One can imagine what a special paradise of salvation this promise conveyed to that vast number of women who, as matrimonial candidates, are consciously unwilling, or unfit, for the claims of parturition; that vast array of modern womankind with no physical or mental training for the demands of motherhood; who are enmeshed, as Walt Whitman so well describes it, “in the incredible holds and webs of silliness, millinery, and every kind of dyspeptic depletion.” For such a prospective mother this method afforded a glimpse into a maternal paradise.
The article also presents claims that twilight sleep analgesia in labor reverses the biblical curse of original sin on women. The author also acknowledges the technique is inconsistent and does not always provide an actual pain free experience, but that the amnesiac qualities of the scopalamine solved that problem. Considering many of these women would receive episioproctotomies and mid to high forceps deliveries, I doubt the recovery was easy or pain free, much less a glimpse into maternal paradise. Does this mean that obstetric analgesia is built on central tenets of sexism and fabrication?
There is no such thing as “natural” birth. There is spontaneous onset of labor, there is labor without augmentation, there is labor and birth without analgesic medication, there is spontaneous vaginal delivery, there are births in which the moms are allowed to position themselves freely, there are births in which the moms push at will instead of being coached or forced into closed glottis Valsalva pushing, there are births where the cord is allowed to pulsate and blood transfer is allowed to occur instead of immediate clamping, there are births in which the baby is delivered on to the mom’s skin instead of a blue “sterile” drape and then is whisked to a warmer.
My first birth, I went into labor on my own. I was given Pitocin augmentation, labored on my back in a bed with continuous monitoring, amniotomy, had coached pushing, also on my back, immediate cord clamping, and my baby was taken from me immediately, and I didn’t get to see or hold him for more than four hours. I sure didn’t have any medical analgesia, and it hurt like hell. I didn’t feel empowered, and don’t think the term “natural” applies to that birth. My second birth, I went into labor spontaneously, I was able to change positions, I had no augmentation, had intermittent monitoring, but I pushed the baby out flat on my back, against my will with no urge to push, while being yelled at to hold my breath and push for a count of ten. Was that more “natural”? More empowering?

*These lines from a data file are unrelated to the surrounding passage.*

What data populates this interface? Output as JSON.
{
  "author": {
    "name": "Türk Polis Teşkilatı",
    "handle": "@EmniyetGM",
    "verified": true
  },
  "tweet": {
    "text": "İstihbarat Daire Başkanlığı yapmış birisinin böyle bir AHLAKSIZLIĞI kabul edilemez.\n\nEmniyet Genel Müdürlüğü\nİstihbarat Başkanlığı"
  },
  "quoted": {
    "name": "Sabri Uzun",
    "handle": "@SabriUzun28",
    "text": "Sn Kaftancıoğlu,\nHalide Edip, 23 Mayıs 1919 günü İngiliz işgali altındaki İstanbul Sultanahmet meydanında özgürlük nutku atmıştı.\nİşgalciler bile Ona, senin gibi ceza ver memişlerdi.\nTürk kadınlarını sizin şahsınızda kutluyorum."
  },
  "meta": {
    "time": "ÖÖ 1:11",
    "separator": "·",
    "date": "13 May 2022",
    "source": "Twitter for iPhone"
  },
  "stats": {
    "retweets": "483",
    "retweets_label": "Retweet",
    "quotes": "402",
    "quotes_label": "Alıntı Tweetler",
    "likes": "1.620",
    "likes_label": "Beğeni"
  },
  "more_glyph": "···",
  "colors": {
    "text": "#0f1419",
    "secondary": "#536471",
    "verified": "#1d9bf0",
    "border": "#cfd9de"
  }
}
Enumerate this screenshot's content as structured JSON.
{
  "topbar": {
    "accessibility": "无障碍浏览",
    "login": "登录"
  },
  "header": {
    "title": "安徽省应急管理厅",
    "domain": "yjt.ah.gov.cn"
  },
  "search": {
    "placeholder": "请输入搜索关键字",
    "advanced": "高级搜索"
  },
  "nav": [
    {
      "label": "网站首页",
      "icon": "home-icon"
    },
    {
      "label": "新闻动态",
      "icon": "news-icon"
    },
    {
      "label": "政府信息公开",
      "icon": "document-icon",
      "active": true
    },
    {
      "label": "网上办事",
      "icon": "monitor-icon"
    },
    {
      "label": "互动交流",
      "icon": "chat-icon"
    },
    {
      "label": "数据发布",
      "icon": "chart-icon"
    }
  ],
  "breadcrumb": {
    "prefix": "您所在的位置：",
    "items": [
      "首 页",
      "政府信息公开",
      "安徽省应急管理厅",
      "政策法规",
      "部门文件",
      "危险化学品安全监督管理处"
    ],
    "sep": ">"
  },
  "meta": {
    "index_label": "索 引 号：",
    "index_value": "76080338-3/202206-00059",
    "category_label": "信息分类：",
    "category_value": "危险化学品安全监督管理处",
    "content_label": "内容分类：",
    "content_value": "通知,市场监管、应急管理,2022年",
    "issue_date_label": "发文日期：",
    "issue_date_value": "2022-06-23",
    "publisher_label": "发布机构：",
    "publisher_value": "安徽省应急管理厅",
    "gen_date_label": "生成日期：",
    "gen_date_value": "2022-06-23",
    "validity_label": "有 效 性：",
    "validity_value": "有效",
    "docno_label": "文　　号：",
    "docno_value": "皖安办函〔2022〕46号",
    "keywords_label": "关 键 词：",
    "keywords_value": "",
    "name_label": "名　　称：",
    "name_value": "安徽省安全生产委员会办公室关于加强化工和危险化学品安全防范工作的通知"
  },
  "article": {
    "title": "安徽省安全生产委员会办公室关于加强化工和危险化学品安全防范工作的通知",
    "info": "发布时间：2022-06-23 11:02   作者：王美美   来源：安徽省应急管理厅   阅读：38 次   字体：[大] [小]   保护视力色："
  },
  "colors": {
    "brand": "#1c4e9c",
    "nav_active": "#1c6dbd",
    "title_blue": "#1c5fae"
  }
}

I think I share motives with many in the birth advocacy community. I think women should have autonomy in their birth choices. I think the burden of proof should be on interventions, which should ONLY be employed when medically indicated, and then should be offered with adequate informed consent. If I had to rank my priorities or “central tenets”, I am much more concerned about early elective inductions, forced repeat cesareans in good candidates of trials of labor after cesarean, routine episiotomy, routine deprivation of oral nutrition during labor, routine amniotomy, routine continuous monitoring, routine augmentation, routine episiotomy, aggressively coached Valsalva pushing without laboring down, and routine pushing in the lithotomy position than I am worried about epidurals. I am much more worried about women simply being told that Stadol “will just take the edge off” and epidurals “don’t affect the baby”, both of which I have heard as the entire informed consent for each.
ETA: Sorry I ended it so abruptly, but lunch break was over at the clinic.
We need more nuance, not more generalization. We need more empathy, not more vilification. I am all for critiquing historical figures through the lenses of feminism and anti-racism. But, let’s focus on truly empowering women instead of tearing them down.